### Instructions to follow
These records need to be repeated exactly, every one of them.

╔══

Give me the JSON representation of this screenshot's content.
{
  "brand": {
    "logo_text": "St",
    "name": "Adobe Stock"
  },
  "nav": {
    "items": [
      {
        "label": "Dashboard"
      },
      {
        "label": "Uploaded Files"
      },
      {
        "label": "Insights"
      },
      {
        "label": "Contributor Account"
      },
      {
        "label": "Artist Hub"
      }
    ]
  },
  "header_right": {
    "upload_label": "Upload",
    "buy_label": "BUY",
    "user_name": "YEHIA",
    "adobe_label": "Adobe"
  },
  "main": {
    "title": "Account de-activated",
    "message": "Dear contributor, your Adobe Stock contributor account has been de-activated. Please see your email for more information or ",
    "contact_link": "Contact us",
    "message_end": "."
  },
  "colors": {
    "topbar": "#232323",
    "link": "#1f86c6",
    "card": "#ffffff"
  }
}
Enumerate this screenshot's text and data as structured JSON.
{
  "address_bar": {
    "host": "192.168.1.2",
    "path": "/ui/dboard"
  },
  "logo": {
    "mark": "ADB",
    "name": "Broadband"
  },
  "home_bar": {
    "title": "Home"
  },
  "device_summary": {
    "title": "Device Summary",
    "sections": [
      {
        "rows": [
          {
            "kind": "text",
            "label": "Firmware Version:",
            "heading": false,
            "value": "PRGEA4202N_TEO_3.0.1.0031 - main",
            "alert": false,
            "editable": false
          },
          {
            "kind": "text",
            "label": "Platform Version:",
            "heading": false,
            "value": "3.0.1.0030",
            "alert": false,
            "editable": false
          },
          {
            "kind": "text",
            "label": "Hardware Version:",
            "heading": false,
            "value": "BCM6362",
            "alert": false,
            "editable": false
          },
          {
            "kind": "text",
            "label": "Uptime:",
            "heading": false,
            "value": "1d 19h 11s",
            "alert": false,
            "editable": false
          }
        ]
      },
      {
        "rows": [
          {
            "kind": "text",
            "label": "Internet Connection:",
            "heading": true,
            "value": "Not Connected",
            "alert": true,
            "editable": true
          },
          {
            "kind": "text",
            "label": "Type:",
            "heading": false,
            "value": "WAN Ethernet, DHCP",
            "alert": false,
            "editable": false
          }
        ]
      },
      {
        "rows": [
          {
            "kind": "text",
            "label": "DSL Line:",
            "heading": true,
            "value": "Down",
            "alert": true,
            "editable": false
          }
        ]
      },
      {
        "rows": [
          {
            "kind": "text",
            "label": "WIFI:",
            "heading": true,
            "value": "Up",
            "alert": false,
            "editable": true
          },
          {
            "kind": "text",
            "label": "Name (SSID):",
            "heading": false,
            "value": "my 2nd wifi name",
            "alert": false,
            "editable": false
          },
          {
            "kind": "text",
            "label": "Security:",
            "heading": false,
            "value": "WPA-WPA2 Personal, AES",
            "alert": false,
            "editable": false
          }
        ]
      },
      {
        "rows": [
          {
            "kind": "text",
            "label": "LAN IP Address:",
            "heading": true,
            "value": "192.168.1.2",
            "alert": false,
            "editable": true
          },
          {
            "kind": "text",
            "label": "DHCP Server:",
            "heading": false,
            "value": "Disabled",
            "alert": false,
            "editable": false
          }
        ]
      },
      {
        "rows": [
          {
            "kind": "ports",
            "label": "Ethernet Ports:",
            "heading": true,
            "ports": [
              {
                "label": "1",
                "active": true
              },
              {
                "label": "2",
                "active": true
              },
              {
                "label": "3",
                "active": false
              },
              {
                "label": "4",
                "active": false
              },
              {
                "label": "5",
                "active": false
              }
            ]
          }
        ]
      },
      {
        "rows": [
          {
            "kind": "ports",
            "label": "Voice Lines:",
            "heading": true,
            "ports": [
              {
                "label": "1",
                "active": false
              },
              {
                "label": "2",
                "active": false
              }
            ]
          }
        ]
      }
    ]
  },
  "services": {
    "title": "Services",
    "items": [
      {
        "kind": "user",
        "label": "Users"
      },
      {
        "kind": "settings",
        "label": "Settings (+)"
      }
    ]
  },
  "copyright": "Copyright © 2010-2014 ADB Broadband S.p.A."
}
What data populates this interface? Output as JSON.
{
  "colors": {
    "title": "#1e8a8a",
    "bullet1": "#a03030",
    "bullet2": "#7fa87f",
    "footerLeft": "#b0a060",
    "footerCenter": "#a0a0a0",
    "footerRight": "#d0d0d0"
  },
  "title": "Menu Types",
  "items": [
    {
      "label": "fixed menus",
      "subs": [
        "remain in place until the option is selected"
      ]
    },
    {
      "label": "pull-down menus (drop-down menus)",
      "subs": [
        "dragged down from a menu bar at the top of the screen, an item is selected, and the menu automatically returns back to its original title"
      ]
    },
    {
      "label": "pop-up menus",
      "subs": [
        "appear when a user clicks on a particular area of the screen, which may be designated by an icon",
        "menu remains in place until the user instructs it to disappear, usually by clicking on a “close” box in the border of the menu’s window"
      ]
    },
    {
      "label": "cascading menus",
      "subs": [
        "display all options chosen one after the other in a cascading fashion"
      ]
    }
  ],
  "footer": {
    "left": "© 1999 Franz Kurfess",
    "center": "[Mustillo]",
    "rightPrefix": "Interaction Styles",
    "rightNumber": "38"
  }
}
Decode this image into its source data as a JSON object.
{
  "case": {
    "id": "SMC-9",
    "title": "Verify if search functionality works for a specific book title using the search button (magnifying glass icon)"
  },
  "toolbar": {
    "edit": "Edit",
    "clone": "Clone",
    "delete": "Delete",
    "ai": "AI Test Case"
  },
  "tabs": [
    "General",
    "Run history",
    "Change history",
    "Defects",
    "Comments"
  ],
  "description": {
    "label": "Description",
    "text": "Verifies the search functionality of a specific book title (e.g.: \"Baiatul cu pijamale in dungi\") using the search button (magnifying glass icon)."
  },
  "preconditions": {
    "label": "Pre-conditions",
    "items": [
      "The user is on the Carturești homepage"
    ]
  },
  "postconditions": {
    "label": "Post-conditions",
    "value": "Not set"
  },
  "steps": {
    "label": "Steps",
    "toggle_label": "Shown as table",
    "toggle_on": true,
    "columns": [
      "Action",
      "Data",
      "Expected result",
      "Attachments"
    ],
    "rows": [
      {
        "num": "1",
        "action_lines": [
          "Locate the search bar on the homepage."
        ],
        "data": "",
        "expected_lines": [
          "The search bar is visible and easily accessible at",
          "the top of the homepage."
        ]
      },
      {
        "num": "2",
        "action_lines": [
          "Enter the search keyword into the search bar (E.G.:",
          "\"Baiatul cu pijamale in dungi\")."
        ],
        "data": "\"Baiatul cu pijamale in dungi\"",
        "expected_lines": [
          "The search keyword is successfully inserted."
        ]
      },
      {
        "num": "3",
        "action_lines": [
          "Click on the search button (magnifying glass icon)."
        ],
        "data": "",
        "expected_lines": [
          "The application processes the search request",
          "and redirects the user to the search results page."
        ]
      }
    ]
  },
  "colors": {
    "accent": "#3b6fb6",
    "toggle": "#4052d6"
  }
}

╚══

### Answer box
Give me the JSON representation of this screenshot's content.
{
  "brand": {
    "logo_text": "St",
    "name": "Adobe Stock"
  },
  "nav": {
    "items": [
      {
        "label": "Dashboard"
      },
      {
        "label": "Uploaded Files"
      },
      {
        "label": "Insights"
      },
      {
        "label": "Contributor Account"
      },
      {
        "label": "Artist Hub"
      }
    ]
  },
  "header_right": {
    "upload_label": "Upload",
    "buy_label": "BUY",
    "user_name": "YEHIA",
    "adobe_label": "Adobe"
  },
  "main": {
    "title": "Account de-activated",
    "message": "Dear contributor, your Adobe Stock contributor account has been de-activated. Please see your email for more information or ",
    "contact_link": "Contact us",
    "message_end": "."
  },
  "colors": {
    "topbar": "#232323",
    "link": "#1f86c6",
    "card": "#ffffff"
  }
}
Enumerate this screenshot's text and data as structured JSON.
{
  "address_bar": {
    "host": "192.168.1.2",
    "path": "/ui/dboard"
  },
  "logo": {
    "mark": "ADB",
    "name": "Broadband"
  },
  "home_bar": {
    "title": "Home"
  },
  "device_summary": {
    "title": "Device Summary",
    "sections": [
      {
        "rows": [
          {
            "kind": "text",
            "label": "Firmware Version:",
            "heading": false,
            "value": "PRGEA4202N_TEO_3.0.1.0031 - main",
            "alert": false,
            "editable": false
          },
          {
            "kind": "text",
            "label": "Platform Version:",
            "heading": false,
            "value": "3.0.1.0030",
            "alert": false,
            "editable": false
          },
          {
            "kind": "text",
            "label": "Hardware Version:",
            "heading": false,
            "value": "BCM6362",
            "alert": false,
            "editable": false
          },
          {
            "kind": "text",
            "label": "Uptime:",
            "heading": false,
            "value": "1d 19h 11s",
            "alert": false,
            "editable": false
          }
        ]
      },
      {
        "rows": [
          {
            "kind": "text",
            "label": "Internet Connection:",
            "heading": true,
            "value": "Not Connected",
            "alert": true,
            "editable": true
          },
          {
            "kind": "text",
            "label": "Type:",
            "heading": false,
            "value": "WAN Ethernet, DHCP",
            "alert": false,
            "editable": false
          }
        ]
      },
      {
        "rows": [
          {
            "kind": "text",
            "label": "DSL Line:",
            "heading": true,
            "value": "Down",
            "alert": true,
            "editable": false
          }
        ]
      },
      {
        "rows": [
          {
            "kind": "text",
            "label": "WIFI:",
            "heading": true,
            "value": "Up",
            "alert": false,
            "editable": true
          },
          {
            "kind": "text",
            "label": "Name (SSID):",
            "heading": false,
            "value": "my 2nd wifi name",
            "alert": false,
            "editable": false
          },
          {
            "kind": "text",
            "label": "Security:",
            "heading": false,
            "value": "WPA-WPA2 Personal, AES",
            "alert": false,
            "editable": false
          }
        ]
      },
      {
        "rows": [
          {
            "kind": "text",
            "label": "LAN IP Address:",
            "heading": true,
            "value": "192.168.1.2",
            "alert": false,
            "editable": true
          },
          {
            "kind": "text",
            "label": "DHCP Server:",
            "heading": false,
            "value": "Disabled",
            "alert": false,
            "editable": false
          }
        ]
      },
      {
        "rows": [
          {
            "kind": "ports",
            "label": "Ethernet Ports:",
            "heading": true,
            "ports": [
              {
                "label": "1",
                "active": true
              },
              {
                "label": "2",
                "active": true
              },
              {
                "label": "3",
                "active": false
              },
              {
                "label": "4",
                "active": false
              },
              {
                "label": "5",
                "active": false
              }
            ]
          }
        ]
      },
      {
        "rows": [
          {
            "kind": "ports",
            "label": "Voice Lines:",
            "heading": true,
            "ports": [
              {
                "label": "1",
                "active": false
              },
              {
                "label": "2",
                "active": false
              }
            ]
          }
        ]
      }
    ]
  },
  "services": {
    "title": "Services",
    "items": [
      {
        "kind": "user",
        "label": "Users"
      },
      {
        "kind": "settings",
        "label": "Settings (+)"
      }
    ]
  },
  "copyright": "Copyright © 2010-2014 ADB Broadband S.p.A."
}
What data populates this interface? Output as JSON.
{
  "colors": {
    "title": "#1e8a8a",
    "bullet1": "#a03030",
    "bullet2": "#7fa87f",
    "footerLeft": "#b0a060",
    "footerCenter": "#a0a0a0",
    "footerRight": "#d0d0d0"
  },
  "title": "Menu Types",
  "items": [
    {
      "label": "fixed menus",
      "subs": [
        "remain in place until the option is selected"
      ]
    },
    {
      "label": "pull-down menus (drop-down menus)",
      "subs": [
        "dragged down from a menu bar at the top of the screen, an item is selected, and the menu automatically returns back to its original title"
      ]
    },
    {
      "label": "pop-up menus",
      "subs": [
        "appear when a user clicks on a particular area of the screen, which may be designated by an icon",
        "menu remains in place until the user instructs it to disappear, usually by clicking on a “close” box in the border of the menu’s window"
      ]
    },
    {
      "label": "cascading menus",
      "subs": [
        "display all options chosen one after the other in a cascading fashion"
      ]
    }
  ],
  "footer": {
    "left": "© 1999 Franz Kurfess",
    "center": "[Mustillo]",
    "rightPrefix": "Interaction Styles",
    "rightNumber": "38"
  }
}
Decode this image into its source data as a JSON object.
{
  "case": {
    "id": "SMC-9",
    "title": "Verify if search functionality works for a specific book title using the search button (magnifying glass icon)"
  },
  "toolbar": {
    "edit": "Edit",
    "clone": "Clone",
    "delete": "Delete",
    "ai": "AI Test Case"
  },
  "tabs": [
    "General",
    "Run history",
    "Change history",
    "Defects",
    "Comments"
  ],
  "description": {
    "label": "Description",
    "text": "Verifies the search functionality of a specific book title (e.g.: \"Baiatul cu pijamale in dungi\") using the search button (magnifying glass icon)."
  },
  "preconditions": {
    "label": "Pre-conditions",
    "items": [
      "The user is on the Carturești homepage"
    ]
  },
  "postconditions": {
    "label": "Post-conditions",
    "value": "Not set"
  },
  "steps": {
    "label": "Steps",
    "toggle_label": "Shown as table",
    "toggle_on": true,
    "columns": [
      "Action",
      "Data",
      "Expected result",
      "Attachments"
    ],
    "rows": [
      {
        "num": "1",
        "action_lines": [
          "Locate the search bar on the homepage."
        ],
        "data": "",
        "expected_lines": [
          "The search bar is visible and easily accessible at",
          "the top of the homepage."
        ]
      },
      {
        "num": "2",
        "action_lines": [
          "Enter the search keyword into the search bar (E.G.:",
          "\"Baiatul cu pijamale in dungi\")."
        ],
        "data": "\"Baiatul cu pijamale in dungi\"",
        "expected_lines": [
          "The search keyword is successfully inserted."
        ]
      },
      {
        "num": "3",
        "action_lines": [
          "Click on the search button (magnifying glass icon)."
        ],
        "data": "",
        "expected_lines": [
          "The application processes the search request",
          "and redirects the user to the search results page."
        ]
      }
    ]
  },
  "colors": {
    "accent": "#3b6fb6",
    "toggle": "#4052d6"
  }
}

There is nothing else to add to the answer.